_Source records:_
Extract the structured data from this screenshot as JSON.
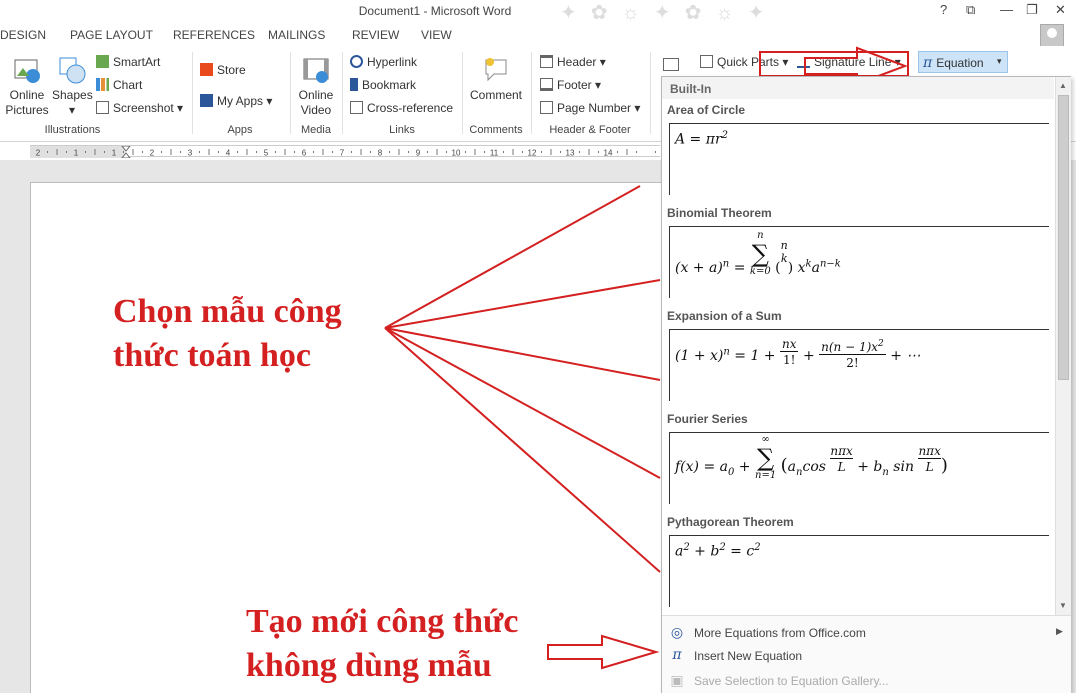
{
  "window": {
    "title": "Document1 - Microsoft Word",
    "help": "?",
    "restore": "❐",
    "maximize": "□",
    "close": "✕"
  },
  "tabs": [
    "DESIGN",
    "PAGE LAYOUT",
    "REFERENCES",
    "MAILINGS",
    "REVIEW",
    "VIEW"
  ],
  "ribbon": {
    "illustrations": {
      "online_pictures": "Online Pictures",
      "shapes": "Shapes",
      "smartart": "SmartArt",
      "chart": "Chart",
      "screenshot": "Screenshot",
      "label": "Illustrations"
    },
    "apps": {
      "store": "Store",
      "my_apps": "My Apps",
      "label": "Apps"
    },
    "media": {
      "online_video": "Online Video",
      "label": "Media"
    },
    "links": {
      "hyperlink": "Hyperlink",
      "bookmark": "Bookmark",
      "cross_reference": "Cross-reference",
      "label": "Links"
    },
    "comments": {
      "comment": "Comment",
      "label": "Comments"
    },
    "header_footer": {
      "header": "Header",
      "footer": "Footer",
      "page_number": "Page Number",
      "label": "Header & Footer"
    },
    "text": {
      "quick_parts": "Quick Parts",
      "signature_line": "Signature Line"
    },
    "symbols": {
      "equation": "Equation",
      "equation_icon": "π"
    }
  },
  "ruler": {
    "numbers": [
      "2",
      "1",
      "1",
      "2",
      "3",
      "4",
      "5",
      "6",
      "7",
      "8",
      "9",
      "10",
      "11",
      "12",
      "13",
      "14"
    ]
  },
  "gallery": {
    "header": "Built-In",
    "items": [
      {
        "title": "Area of Circle"
      },
      {
        "title": "Binomial Theorem"
      },
      {
        "title": "Expansion of a Sum"
      },
      {
        "title": "Fourier Series"
      },
      {
        "title": "Pythagorean Theorem"
      }
    ],
    "footer": {
      "more": "More Equations from Office.com",
      "insert_new": "Insert New Equation",
      "save_selection": "Save Selection to Equation Gallery..."
    }
  },
  "annotations": {
    "choose_line1": "Chọn mẫu công",
    "choose_line2": "thức toán học",
    "new_line1": "Tạo mới công thức",
    "new_line2": "không dùng mẫu",
    "color": "#d42020"
  }
}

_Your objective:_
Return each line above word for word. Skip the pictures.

_Exercise output:_
Extract the structured data from this screenshot as JSON.
{
  "window": {
    "title": "Document1 - Microsoft Word",
    "help": "?",
    "restore": "❐",
    "maximize": "□",
    "close": "✕"
  },
  "tabs": [
    "DESIGN",
    "PAGE LAYOUT",
    "REFERENCES",
    "MAILINGS",
    "REVIEW",
    "VIEW"
  ],
  "ribbon": {
    "illustrations": {
      "online_pictures": "Online Pictures",
      "shapes": "Shapes",
      "smartart": "SmartArt",
      "chart": "Chart",
      "screenshot": "Screenshot",
      "label": "Illustrations"
    },
    "apps": {
      "store": "Store",
      "my_apps": "My Apps",
      "label": "Apps"
    },
    "media": {
      "online_video": "Online Video",
      "label": "Media"
    },
    "links": {
      "hyperlink": "Hyperlink",
      "bookmark": "Bookmark",
      "cross_reference": "Cross-reference",
      "label": "Links"
    },
    "comments": {
      "comment": "Comment",
      "label": "Comments"
    },
    "header_footer": {
      "header": "Header",
      "footer": "Footer",
      "page_number": "Page Number",
      "label": "Header & Footer"
    },
    "text": {
      "quick_parts": "Quick Parts",
      "signature_line": "Signature Line"
    },
    "symbols": {
      "equation": "Equation",
      "equation_icon": "π"
    }
  },
  "ruler": {
    "numbers": [
      "2",
      "1",
      "1",
      "2",
      "3",
      "4",
      "5",
      "6",
      "7",
      "8",
      "9",
      "10",
      "11",
      "12",
      "13",
      "14"
    ]
  },
  "gallery": {
    "header": "Built-In",
    "items": [
      {
        "title": "Area of Circle"
      },
      {
        "title": "Binomial Theorem"
      },
      {
        "title": "Expansion of a Sum"
      },
      {
        "title": "Fourier Series"
      },
      {
        "title": "Pythagorean Theorem"
      }
    ],
    "footer": {
      "more": "More Equations from Office.com",
      "insert_new": "Insert New Equation",
      "save_selection": "Save Selection to Equation Gallery..."
    }
  },
  "annotations": {
    "choose_line1": "Chọn mẫu công",
    "choose_line2": "thức toán học",
    "new_line1": "Tạo mới công thức",
    "new_line2": "không dùng mẫu",
    "color": "#d42020"
  }
}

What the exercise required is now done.